Easter Sunday is only a few days away.
For some it is about bunnies, Easter egg hunts, and lunch (I do confess to a weakness for peeps along with my daughter). And it is one of two days in the year when you can get most people to go to church.
But this day despite elements of traditions that have nothing in common with the reason we celebrate is about much more than any those things. This day reminds us of The Event that changed the destiny of mankind forever.
Before the crucifixion of Jesus on a hill outside Jerusalem, the lot of mankind at best was temporary forgiveness and at worst slavery to sin for which there was no permanent remedy.

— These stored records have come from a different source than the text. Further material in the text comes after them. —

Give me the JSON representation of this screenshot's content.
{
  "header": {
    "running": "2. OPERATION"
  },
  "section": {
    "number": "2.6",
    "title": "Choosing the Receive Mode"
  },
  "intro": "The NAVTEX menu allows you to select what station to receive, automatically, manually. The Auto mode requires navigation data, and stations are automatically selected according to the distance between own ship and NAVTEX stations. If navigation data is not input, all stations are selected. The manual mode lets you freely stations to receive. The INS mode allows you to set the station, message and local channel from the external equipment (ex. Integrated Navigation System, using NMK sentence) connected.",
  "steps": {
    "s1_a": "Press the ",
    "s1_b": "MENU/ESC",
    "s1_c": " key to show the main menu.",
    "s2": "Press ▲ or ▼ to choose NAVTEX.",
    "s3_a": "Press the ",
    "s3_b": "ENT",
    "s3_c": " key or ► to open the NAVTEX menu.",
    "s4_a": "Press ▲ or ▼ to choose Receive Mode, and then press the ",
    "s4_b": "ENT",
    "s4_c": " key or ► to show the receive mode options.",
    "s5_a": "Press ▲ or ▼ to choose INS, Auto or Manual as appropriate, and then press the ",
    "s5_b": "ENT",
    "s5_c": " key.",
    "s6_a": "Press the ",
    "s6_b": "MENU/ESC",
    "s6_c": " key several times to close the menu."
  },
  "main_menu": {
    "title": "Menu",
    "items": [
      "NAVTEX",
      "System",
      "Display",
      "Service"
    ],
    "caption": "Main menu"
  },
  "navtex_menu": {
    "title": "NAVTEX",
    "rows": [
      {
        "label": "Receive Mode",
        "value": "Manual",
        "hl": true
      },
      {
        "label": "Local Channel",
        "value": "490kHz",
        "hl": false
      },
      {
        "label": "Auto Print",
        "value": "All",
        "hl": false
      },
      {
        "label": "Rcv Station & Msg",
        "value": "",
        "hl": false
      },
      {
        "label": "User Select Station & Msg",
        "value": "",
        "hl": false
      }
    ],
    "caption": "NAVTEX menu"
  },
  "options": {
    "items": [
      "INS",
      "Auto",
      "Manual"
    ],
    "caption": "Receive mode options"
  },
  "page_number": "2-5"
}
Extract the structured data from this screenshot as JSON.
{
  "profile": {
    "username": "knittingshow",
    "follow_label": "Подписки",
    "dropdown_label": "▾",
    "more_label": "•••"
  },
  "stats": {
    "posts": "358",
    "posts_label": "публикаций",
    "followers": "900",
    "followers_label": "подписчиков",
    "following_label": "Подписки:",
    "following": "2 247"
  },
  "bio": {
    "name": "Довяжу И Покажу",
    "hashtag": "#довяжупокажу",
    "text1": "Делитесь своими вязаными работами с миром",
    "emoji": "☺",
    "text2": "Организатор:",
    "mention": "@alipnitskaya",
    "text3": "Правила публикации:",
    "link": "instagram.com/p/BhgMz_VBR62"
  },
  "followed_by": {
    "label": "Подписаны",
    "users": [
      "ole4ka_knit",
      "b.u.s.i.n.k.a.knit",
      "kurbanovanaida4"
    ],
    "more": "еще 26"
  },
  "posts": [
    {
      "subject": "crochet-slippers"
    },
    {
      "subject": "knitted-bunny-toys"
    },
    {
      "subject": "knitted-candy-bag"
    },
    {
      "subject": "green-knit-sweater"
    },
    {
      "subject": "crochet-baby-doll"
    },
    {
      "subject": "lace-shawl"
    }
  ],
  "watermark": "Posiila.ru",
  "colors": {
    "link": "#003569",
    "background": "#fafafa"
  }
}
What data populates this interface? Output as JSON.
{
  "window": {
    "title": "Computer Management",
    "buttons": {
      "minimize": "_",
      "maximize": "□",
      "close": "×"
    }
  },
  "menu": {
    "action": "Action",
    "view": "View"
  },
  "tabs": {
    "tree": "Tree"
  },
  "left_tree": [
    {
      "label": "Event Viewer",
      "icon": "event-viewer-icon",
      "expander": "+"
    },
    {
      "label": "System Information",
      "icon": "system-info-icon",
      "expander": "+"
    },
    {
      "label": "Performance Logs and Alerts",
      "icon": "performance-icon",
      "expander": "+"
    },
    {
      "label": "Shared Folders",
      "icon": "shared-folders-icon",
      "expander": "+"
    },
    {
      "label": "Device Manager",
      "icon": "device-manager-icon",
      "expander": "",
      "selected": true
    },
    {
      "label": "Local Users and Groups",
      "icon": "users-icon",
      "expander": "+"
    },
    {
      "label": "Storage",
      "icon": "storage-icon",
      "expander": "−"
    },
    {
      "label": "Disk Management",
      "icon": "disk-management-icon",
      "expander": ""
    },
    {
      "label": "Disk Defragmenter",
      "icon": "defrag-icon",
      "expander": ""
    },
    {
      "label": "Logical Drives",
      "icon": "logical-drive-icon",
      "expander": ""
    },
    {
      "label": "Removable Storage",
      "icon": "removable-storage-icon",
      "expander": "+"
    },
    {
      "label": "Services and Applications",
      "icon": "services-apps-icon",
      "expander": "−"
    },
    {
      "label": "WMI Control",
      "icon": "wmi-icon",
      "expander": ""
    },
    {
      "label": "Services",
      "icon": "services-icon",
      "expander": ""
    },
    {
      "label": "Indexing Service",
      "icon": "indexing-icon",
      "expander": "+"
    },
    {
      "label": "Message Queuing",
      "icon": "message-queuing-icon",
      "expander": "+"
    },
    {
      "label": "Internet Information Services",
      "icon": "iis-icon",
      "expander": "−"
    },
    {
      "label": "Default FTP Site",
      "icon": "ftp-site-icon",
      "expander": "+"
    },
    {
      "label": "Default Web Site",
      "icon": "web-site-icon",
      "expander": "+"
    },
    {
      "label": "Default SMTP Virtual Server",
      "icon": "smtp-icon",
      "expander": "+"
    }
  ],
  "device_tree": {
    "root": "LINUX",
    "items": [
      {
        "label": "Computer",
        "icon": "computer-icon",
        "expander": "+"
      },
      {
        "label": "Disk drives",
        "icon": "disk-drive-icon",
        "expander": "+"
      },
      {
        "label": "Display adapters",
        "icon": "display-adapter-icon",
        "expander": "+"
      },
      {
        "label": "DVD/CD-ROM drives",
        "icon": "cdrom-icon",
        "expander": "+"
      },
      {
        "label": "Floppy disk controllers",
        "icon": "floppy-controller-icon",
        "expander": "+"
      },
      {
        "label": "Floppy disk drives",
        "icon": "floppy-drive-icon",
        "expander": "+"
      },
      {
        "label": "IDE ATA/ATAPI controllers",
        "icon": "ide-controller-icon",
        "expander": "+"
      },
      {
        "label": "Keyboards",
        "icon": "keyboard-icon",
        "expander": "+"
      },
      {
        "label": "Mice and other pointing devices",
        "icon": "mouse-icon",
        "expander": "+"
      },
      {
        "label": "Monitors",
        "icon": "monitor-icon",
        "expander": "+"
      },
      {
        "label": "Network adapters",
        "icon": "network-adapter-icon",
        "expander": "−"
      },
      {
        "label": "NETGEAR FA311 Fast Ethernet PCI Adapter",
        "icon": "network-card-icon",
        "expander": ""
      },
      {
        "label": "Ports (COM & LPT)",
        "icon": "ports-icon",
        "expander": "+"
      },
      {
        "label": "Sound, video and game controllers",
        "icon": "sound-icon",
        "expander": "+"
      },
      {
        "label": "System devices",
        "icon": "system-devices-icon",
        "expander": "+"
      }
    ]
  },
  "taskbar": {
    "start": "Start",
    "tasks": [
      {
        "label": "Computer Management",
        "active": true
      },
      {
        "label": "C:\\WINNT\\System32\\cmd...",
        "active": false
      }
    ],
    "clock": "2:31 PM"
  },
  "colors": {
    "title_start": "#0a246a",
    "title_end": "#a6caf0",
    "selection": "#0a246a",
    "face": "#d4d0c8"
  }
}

All the goats, lambs and bulls sacrificed thousands of times in Israel could not pay the full price demanded for sin or bring lasting deliverance from sin. Jesus through His death on Calvary and resurrection three days later accomplished both.
By His shed blood the sin debt was paid in full once and for all.
He alone “rescued us from the dominion of darkness, allowing God to bring us into the kingdom of the Son he loves, and in Him provided redemption and forgiveness of sins.” Colossians 1:13-14
But we see still, in our time the lingering result of sin and darkness. Nations rising against nations, wars and rumors of war, civil unrest bordering on civil war, oppression and injustice, murder of innocents and violence. There are times when I just want to look away, fast forward through all the bad stuff.
I recently read these words by Dietrich Bonhoeffer written in 1940 as the world stood at the brink of the horror that would be World War II.
“It is not war that first brings death, not war that first invents the pains and torments of human bodies and souls, not war that first unleashes lies, injustice, and violence. It is not war that first makes our existence so utterly precarious and renders human beings powerless, forcing them to watch their desires and plans being thwarted and destroyed by more “exalted powers”. But war makes all of this, which already existed apart from it and before it, vast and unavoidable to us who would gladly prefer to overlook it.”
“Vast and unavoidable to us who would gladly prefer to overlook it.” Sometimes we would prefer to just overlook these troubles and get on with our lives.
But the unpleasant reality of wars and injustice, hunger and poverty, murder and immorality, increasing violence that sooner or later touches us all, makes it unavoidable, impossible to overlook.
In reality our troubles are only an indication, a warning sign of our desperate need for the deliverance, forgiveness, and redemption Jesus came to provide. We we finally face our inability to solve our own problems, we are then able to understand, He alone is able to make things right, first in us and then in all the world.
And then a wonderful thing begins to take place.
Instead of avoiding the war we find purpose to oppose it.
Purpose that inspires courage in the face of danger, hope in the face of despair,
Purpose to proclaim to all who suffer the effects of sin, pain, torment, injustice and violence that deliverance, forgiveness and redemption is available for all who will receive it. Purpose to overcome our indifference and replace it with compassion. Challenging us to go into all the world with Good News.
This is the reason we celebrate Easter.
This we cannot overlook.